V-cs set to break ranks over top-up fees
Up to 20 universities are planning to break ranks with their national body and make a last-ditch appeal to MPs to dump the principle of variable top-up fees. The renegade vice-chancellors, mainly representing former polytechnics, intend to make their plea against variable fees in an open letter in defiance of Universities UK, their umbrella body, which backs the higher education bill. They are hoping for support from several "old" universities.
( Times )
Colleges dumbing down by degrees
The number of first-class honours awarded by Britain's top universities has increased by 50 per cent in five years, an answer to a parliamentary question by Liberal Democrat treasury spokesman Lord Oakeshott revealed yesterday. The massive rise has prompted claims of a "dumbing down" that is rendering the education system meaningless. More than 15 per cent of students now graduate with the highest degree award from Russell Group universities compared with just over 10 per cent in 1998.
( Daily Mail )
Scots graduate bankruptcies rise
Nearly 1,400 Scottish graduates have been declared bankrupt since student loans were introduced in 1990. Figures from the student loan company show that 429 Scottish graduates have been declared bankrupt in the past year alone.
( Times )
High-level schism opens up at Royal Academy
A row has broken out over the proposed destruction of an acclaimed series of Victorian paintings on a ceiling at the Royal Academy of Art, to "reveal" an earlier masterpiece. The designs painted by John Diblee Crace in the 1890s have not been seen since they were covered up in white emulsion paint in the 1920s. However, the RA wishes to scrape off up to 17 layers of white paint - and all traces of the Crace decorative scheme - to reveal the ceiling's very first paintings, which are nearly two centuries older.

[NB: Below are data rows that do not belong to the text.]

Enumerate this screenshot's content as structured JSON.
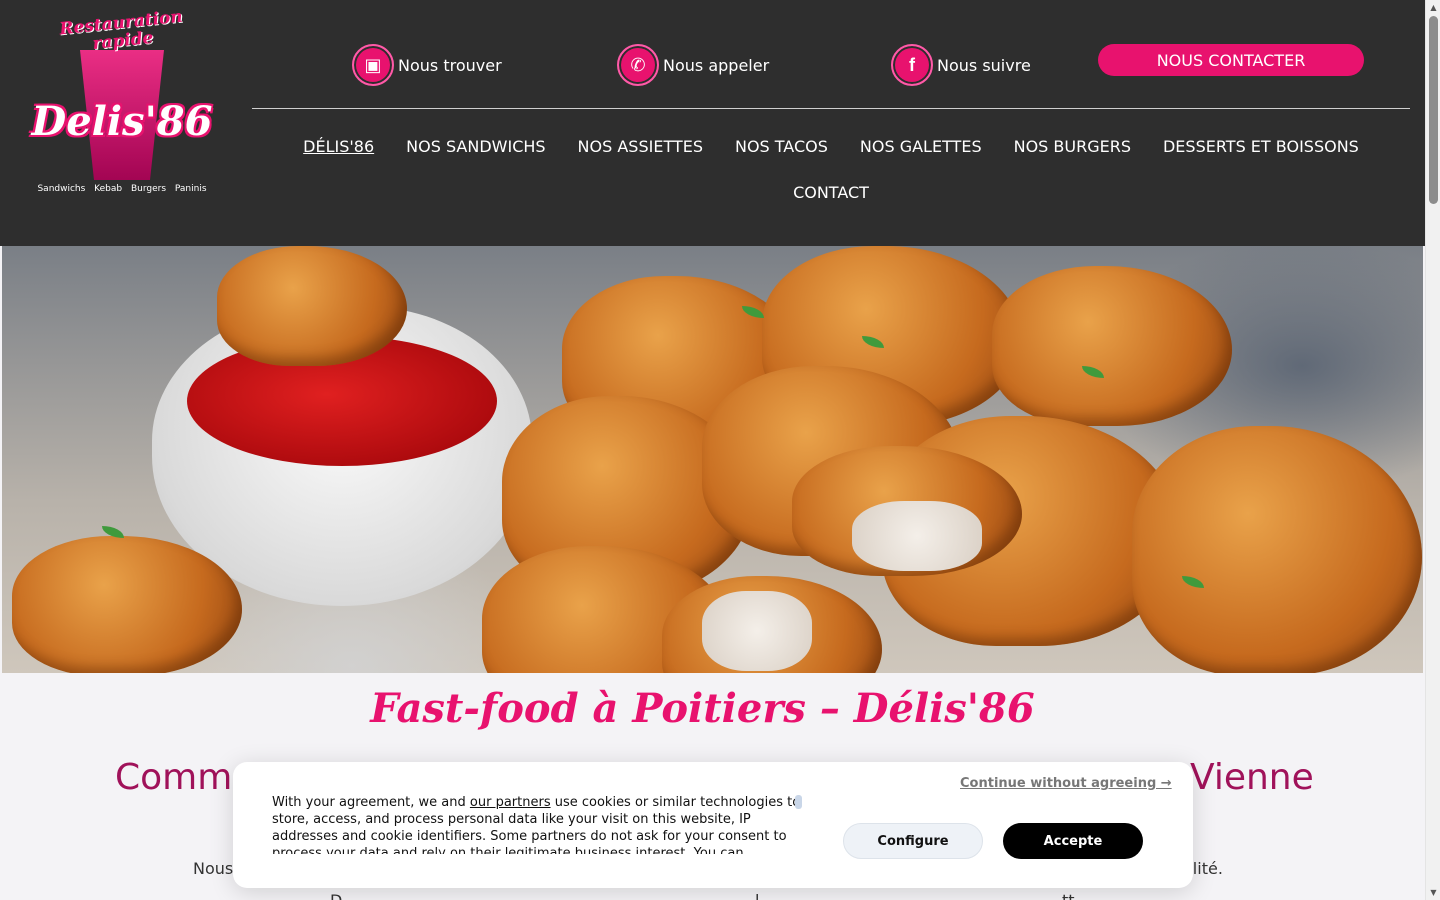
{
  "logo": {
    "tagline": "Restauration rapide",
    "name": "Delis'86",
    "subtitle": "Sandwichs Kebab Burgers Paninis"
  },
  "topbar": {
    "find": "Nous trouver",
    "call": "Nous appeler",
    "follow": "Nous suivre",
    "contact_button": "NOUS CONTACTER"
  },
  "nav": {
    "items": [
      "DÉLIS'86",
      "NOS SANDWICHS",
      "NOS ASSIETTES",
      "NOS TACOS",
      "NOS GALETTES",
      "NOS BURGERS",
      "DESSERTS ET BOISSONS",
      "CONTACT"
    ]
  },
  "content": {
    "title": "Fast-food à Poitiers – Délis'86",
    "subtitle_left": "Comm",
    "subtitle_right": "Vienne",
    "para_left": "Nous",
    "para_right": "alité.",
    "para2_left": "D",
    "para2_mid": "l",
    "para2_right": "tt"
  },
  "cookie": {
    "text_before": "With your agreement, we and ",
    "partners_link": "our partners",
    "text_after": " use cookies or similar technologies to store, access, and process personal data like your visit on this website, IP addresses and cookie identifiers. Some partners do not ask for your consent to process your data and rely on their legitimate business interest. You can",
    "continue": "Continue without agreeing →",
    "configure": "Configure",
    "accept": "Accepte"
  },
  "colors": {
    "brand_pink": "#e8126e",
    "header_bg": "#2e2e2e"
  },
  "icons": {
    "find": "store-icon",
    "call": "phone-icon",
    "follow": "facebook-icon"
  }
}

( Guardian )
Leonardo accredited with first plastic
Alessandro Vezzosi, director of the Museo Ideale in Tuscany, who has researched hundreds of Leonardo da Vinci's documents, drawings and notes, has discovered that the inventor's manuscripts contain instructions for making a material similar to plastic or unbreakable glass, long before the oil and petrochemical industry took off.
( Times )
Dairy products to be made healthier
Milk, butter, cheese and other "full-fat" dairy products that are blamed for increasing obesity rates in Britain could soon be made much healthier for human consumption with a simple change to the diet of cattle. Research by agricultural scientists has shown that the amount of saturated fat in cow's milk drops significantly if cattle are fed a larger proportion of rapeseed oil. The findings, which are subject to further clinical trials, are published this week in the Journal of the Science of Food and Agriculture .
( Times )
Higher education items in the weekend press
- Universities will be made to pay back students who have complaints about their courses upheld. ( Sunday Telegraph )
- British science will receive a boost this week as both the government and industry prepare to announce a number of groundbreaking initiatives. ( Sunday Telegraph )
- Napier University in Edinburgh is planning to install a huge array of solar panels to provide it with energy. ( Scotland on Sunday )
- Hefce predicts that the number of students from the countries joining the EU in May attending UK universities will rise from 6,000 to 20,000 by the end of the decade. ( Financial Times , February 13)